The following pages set out the results of a community-led reassessment of the Lea Bridge area's heritage assets. This has been prepared in the hope that all the Lea Bridge planning authorities will carefully consider how these buildings, structures and places can be conserved and enhanced, and whether some may justify greater protection.
Audit of heritage assets
English Heritage guidance states that an audit of heritage assets may be a helpful exercise to undertake in larger, more complex areas, where there is a wide range of historic structures, and/or in areas with an industrial heritage. Where significant change to public space is proposed, an audit of the public realm may also be appropriate and the appraisal might usefully note if such an audit needs to be undertaken.
Elements of the historic environment that hold significance are called heritage assets. Heritage assets are valued components of the historic environment which Government seeks to protect. These include surviving physical remains of past human activity, whether visible, buried or submerged, and landscaped and planted or managed flora.
Heritage assets are divided into ‘designated’ and ‘non-designated’ assets.
Designated heritage assets are defined as: World Heritage Sites, Scheduled Monuments, Listed Buildings, Protected Wreck Sites, Registered Parks and Gardens, Registered Battlefields or Conservation Areas designated as such under the relevant legislation.

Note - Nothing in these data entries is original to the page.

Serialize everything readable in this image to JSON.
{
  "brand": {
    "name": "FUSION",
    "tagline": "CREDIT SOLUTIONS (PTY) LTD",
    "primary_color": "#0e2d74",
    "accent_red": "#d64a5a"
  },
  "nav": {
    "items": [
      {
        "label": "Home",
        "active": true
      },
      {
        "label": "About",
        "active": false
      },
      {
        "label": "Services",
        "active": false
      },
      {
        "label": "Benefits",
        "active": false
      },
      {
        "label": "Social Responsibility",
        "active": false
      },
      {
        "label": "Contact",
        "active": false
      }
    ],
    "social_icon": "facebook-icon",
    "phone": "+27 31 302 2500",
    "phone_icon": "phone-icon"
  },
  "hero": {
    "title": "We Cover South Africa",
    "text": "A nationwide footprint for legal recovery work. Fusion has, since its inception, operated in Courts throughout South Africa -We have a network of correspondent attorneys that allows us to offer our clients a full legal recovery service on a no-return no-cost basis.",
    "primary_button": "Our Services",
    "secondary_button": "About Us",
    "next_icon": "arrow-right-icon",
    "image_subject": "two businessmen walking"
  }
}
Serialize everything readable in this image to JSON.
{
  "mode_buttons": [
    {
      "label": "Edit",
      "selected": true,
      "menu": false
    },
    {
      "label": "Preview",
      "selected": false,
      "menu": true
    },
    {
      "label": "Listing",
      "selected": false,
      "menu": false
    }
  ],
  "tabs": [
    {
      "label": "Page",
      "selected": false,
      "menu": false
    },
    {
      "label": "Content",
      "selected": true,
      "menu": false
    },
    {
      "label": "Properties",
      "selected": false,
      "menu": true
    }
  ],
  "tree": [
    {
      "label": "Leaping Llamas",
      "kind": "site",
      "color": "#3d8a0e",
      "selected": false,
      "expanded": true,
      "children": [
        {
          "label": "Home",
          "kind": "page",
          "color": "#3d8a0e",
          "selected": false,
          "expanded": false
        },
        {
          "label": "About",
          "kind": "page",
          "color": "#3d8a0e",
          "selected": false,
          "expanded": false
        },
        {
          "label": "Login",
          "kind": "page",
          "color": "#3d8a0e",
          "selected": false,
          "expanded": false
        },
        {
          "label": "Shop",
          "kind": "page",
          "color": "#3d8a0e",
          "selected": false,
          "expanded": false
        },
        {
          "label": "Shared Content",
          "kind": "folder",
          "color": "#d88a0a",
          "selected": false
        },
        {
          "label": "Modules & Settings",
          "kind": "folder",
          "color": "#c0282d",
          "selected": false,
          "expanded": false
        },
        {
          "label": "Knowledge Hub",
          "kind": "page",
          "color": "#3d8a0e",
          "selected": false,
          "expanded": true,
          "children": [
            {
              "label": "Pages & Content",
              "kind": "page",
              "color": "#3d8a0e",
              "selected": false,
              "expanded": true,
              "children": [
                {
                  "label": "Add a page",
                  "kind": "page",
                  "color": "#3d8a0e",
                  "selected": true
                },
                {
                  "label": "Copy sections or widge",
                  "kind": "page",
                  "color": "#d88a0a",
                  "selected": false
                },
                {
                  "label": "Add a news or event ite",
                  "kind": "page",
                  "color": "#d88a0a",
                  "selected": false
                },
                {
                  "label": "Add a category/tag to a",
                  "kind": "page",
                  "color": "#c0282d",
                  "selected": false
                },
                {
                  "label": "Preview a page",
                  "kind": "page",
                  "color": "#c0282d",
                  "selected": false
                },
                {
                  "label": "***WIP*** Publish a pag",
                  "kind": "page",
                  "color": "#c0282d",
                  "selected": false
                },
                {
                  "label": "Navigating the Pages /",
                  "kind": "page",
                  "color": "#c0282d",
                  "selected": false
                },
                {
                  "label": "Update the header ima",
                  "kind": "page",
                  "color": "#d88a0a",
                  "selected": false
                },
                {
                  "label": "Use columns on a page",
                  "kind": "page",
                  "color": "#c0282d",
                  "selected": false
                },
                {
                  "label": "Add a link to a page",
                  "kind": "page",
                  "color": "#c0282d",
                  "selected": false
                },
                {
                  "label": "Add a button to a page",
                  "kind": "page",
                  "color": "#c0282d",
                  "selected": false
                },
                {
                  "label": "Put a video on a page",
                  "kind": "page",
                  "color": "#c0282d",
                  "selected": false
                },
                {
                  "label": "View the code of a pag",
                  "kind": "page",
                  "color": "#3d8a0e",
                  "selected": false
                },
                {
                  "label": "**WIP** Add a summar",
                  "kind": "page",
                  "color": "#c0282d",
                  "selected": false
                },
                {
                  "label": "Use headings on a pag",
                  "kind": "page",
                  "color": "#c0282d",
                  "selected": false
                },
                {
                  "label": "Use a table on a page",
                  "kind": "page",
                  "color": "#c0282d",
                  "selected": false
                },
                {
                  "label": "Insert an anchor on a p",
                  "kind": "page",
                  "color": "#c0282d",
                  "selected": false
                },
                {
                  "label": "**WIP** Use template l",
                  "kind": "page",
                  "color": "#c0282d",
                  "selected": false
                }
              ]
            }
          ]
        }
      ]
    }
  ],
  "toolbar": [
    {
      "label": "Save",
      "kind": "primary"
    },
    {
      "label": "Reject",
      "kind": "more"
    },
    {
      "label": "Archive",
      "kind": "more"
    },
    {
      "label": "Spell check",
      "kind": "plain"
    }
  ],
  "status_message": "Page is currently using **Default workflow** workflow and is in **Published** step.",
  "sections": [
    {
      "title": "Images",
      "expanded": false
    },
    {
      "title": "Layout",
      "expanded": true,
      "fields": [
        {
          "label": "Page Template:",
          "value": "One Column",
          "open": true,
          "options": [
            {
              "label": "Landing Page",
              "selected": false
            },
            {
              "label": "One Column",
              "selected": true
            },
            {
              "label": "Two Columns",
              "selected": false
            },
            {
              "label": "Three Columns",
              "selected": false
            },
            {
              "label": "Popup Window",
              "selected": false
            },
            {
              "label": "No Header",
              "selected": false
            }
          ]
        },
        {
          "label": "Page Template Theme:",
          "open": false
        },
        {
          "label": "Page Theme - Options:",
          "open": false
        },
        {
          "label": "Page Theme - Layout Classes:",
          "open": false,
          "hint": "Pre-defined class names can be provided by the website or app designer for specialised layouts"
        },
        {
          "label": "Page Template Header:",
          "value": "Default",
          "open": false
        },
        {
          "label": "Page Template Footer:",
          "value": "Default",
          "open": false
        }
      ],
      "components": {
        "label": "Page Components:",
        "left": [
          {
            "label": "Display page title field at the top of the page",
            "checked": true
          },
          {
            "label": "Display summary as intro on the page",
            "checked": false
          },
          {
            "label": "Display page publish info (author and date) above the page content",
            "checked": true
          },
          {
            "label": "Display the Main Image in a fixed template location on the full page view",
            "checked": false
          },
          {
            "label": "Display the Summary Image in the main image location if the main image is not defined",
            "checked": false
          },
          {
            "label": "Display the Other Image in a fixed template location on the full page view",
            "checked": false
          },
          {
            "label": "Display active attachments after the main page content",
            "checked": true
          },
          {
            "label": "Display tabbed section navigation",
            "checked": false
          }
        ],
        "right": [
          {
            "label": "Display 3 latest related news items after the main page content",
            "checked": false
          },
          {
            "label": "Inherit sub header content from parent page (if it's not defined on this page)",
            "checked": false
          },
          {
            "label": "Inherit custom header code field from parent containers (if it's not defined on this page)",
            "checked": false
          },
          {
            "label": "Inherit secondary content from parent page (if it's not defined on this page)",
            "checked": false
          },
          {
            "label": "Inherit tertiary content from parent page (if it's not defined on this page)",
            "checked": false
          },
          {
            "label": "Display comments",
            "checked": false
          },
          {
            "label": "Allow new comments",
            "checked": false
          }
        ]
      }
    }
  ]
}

Non designated assets are identified by the local planning authority during the process of decision-making or through the plan-making process (including local listing). Non designated assets are buildings, monuments, sites, places, areas or landscapes positively identified as having a degree of significance meriting consideration in planning decisions.